Victoria’s Secret isn’t just a shop. It’s an institution, a brand you can really interact with. Its fashion shows are televised to prime time audiences, featuring high-production performances spanning everyone from Fall Out Boy to Kanye West, The Weeknd to Harry Styles.

The in-store experience retains this feel, the Fashion Shows displayed on wall-mounted TVs, staff immersing customers in the Victoria’s Secret world, giving you the details on sales, asking for your opinion, making you feel like a real person. More and more marketing and brand work is moving to digital, but none of that stuff has yet to recreate the inimitable experience of a great in-store interaction. Victoria’s Secret gives customers something tangible, enveloping them in the brand, offering something online just can’t do yet.

As Ultimo saw other own brand lines gaining real traction, it should have really thought about modifying its approach. Maybe an entire overhaul of NPD, or a different marketing strategy – we don’t know the ins and outs of exactly what happened, but from the outside, it looks like Ultimo didn’t even bother setting the table on their Titanic.

But even at that point, it would have been too late. There’s little point addressing competitors and internal issues at the first or second profit warning. You shouldn’t have to get there before taking action. You should always be reinventing yourself, always finding ways to remain top of the pile. That’s what keeps iconic businesses going strong.
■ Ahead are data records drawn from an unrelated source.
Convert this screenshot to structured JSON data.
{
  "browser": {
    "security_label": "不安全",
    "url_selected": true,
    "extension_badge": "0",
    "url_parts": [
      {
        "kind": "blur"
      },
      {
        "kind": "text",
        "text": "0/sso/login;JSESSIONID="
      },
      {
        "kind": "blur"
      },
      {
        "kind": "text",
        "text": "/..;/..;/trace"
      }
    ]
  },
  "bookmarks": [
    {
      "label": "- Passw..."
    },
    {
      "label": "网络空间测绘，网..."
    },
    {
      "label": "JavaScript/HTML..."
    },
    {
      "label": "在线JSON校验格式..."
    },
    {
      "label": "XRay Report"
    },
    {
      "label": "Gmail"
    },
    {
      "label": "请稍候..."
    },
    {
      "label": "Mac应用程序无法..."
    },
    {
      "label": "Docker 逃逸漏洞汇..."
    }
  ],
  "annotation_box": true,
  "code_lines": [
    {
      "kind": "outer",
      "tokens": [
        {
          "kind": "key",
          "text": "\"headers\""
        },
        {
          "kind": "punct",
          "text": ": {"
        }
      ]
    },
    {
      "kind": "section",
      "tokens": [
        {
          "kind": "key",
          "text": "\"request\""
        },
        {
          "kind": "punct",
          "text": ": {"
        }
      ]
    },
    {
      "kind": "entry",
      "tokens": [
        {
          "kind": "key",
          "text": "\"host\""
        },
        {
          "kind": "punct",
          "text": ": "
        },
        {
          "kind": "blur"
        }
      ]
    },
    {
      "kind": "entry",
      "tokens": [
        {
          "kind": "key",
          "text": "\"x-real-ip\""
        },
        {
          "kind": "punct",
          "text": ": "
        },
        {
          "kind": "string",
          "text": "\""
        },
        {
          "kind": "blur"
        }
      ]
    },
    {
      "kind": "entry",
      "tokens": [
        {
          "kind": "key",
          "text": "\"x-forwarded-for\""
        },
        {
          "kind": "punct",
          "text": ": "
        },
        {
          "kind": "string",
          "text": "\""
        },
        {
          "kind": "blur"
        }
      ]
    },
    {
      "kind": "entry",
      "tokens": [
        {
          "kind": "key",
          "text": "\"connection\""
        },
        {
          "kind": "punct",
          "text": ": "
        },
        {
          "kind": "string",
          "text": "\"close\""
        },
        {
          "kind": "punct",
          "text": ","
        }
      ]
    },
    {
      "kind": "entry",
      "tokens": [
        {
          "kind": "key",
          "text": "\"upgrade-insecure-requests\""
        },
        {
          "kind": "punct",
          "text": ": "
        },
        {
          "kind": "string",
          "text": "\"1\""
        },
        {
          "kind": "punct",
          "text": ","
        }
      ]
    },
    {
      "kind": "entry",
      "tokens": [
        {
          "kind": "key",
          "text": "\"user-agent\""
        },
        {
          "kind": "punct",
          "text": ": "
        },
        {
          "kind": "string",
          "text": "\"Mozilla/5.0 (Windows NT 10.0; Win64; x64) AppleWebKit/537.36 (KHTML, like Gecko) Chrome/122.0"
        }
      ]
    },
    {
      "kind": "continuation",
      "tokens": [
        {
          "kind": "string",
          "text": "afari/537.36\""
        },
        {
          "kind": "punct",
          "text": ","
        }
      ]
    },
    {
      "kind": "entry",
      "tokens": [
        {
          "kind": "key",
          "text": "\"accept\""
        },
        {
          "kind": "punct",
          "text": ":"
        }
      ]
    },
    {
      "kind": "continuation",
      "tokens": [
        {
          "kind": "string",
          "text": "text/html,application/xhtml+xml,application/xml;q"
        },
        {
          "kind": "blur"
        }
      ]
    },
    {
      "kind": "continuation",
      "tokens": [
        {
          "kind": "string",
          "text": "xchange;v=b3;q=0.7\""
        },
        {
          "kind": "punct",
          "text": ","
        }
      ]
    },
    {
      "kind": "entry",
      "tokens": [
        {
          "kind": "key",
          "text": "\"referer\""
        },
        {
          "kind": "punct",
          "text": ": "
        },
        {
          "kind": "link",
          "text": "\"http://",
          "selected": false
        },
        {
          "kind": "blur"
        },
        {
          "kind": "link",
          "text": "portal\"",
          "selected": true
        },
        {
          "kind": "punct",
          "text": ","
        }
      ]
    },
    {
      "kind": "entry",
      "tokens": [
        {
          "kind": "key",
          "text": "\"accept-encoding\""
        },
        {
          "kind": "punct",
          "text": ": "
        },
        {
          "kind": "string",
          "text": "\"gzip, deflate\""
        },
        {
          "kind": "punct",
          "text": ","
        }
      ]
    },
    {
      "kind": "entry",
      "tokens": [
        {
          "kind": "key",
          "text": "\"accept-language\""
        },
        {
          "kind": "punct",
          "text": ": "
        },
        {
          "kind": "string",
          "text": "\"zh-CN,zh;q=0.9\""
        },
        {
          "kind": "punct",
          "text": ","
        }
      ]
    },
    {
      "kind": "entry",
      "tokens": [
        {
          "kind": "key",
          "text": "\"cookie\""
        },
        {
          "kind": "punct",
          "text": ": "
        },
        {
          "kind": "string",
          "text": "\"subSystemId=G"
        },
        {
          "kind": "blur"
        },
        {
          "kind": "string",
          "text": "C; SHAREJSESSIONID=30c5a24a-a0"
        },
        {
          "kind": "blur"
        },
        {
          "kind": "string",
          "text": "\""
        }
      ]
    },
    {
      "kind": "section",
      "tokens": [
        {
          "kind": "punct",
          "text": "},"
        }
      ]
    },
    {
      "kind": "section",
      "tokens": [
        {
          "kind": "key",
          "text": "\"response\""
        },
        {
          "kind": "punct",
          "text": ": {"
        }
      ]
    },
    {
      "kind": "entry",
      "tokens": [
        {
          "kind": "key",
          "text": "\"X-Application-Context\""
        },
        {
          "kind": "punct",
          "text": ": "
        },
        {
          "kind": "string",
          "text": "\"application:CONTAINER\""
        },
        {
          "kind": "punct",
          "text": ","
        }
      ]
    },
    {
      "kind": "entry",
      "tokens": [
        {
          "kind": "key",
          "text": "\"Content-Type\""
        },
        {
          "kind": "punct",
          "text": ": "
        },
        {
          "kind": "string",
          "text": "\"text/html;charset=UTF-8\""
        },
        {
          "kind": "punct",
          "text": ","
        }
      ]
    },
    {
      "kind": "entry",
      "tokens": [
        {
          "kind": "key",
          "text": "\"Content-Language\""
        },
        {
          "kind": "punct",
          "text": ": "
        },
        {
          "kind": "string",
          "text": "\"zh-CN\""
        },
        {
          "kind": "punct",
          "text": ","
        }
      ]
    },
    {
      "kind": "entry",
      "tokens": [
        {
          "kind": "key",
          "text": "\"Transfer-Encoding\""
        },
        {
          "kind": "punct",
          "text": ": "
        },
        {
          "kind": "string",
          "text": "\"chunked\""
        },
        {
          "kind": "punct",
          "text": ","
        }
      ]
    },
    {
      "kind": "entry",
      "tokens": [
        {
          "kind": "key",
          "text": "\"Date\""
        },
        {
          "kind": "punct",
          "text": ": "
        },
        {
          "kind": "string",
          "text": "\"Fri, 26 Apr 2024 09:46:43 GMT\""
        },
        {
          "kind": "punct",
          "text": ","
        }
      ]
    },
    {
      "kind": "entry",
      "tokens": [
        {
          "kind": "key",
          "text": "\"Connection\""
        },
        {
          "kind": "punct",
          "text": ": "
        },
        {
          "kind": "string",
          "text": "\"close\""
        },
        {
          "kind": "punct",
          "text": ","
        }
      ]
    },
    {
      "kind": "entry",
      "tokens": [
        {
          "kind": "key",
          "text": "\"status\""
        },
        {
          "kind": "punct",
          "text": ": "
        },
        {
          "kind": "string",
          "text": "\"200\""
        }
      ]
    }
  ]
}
They adapt to the current climate but never lose their original USP, always holding onto what made them so appealing in the first place.

Coca-Cola’s done it, launching a slew of healthy drinks that predated the UK’s recent sugar tax. It didn’t have to scrabble about or worry that loyal customers wouldn’t shell out extra for the classic Coke at its usual portion size. Everything was in place and it seems to have gone off without a hitch.

So don’t leave relaunching too late. Don’t rely on the stature of your business. Always assume the worst, that someone’s behind you, ready to take your crown.

Ultimo’s closure is sad but inevitable. It didn’t do enough to market to modern-day customers and it suffered the consequences. Never stop striving for greatness, never get comfortable. The day you take your foot off the pedal could be the day you crash.

WORDS: James Roles of Five by Five
PHOTO: Ultimo

Refresh your brand with Creative ID’s Vaishali Shah
Business Life 28-08-2018

A brand must not only create, but maintain a strong presence in the marketplace. Vaishali Shah, CEO of Creative ID, says it’s the perfect time to look at your brand. MORE

How big is your ego?
Business Life 27-08-2018

Top entrepreneurs get where they are by thinking big and believing in themselves. But what if their egos threaten to topple what they’ve worked so hard for? AWM finds out. MORE

Cross-border fund to utilise UK’s tech expertise and India’s digital economy
Business Life 12-08-2018

Nina Amin, ex-partner at KPMG, speaks to Asian Wealth Magazine about the recent launch of the Unicorn Ascension EIS Fund, the first cross-border EIS technology fund utilizing UK’s tech expertise. MORE

X
Want to see more?
Register for FREE with a few details to continue reading.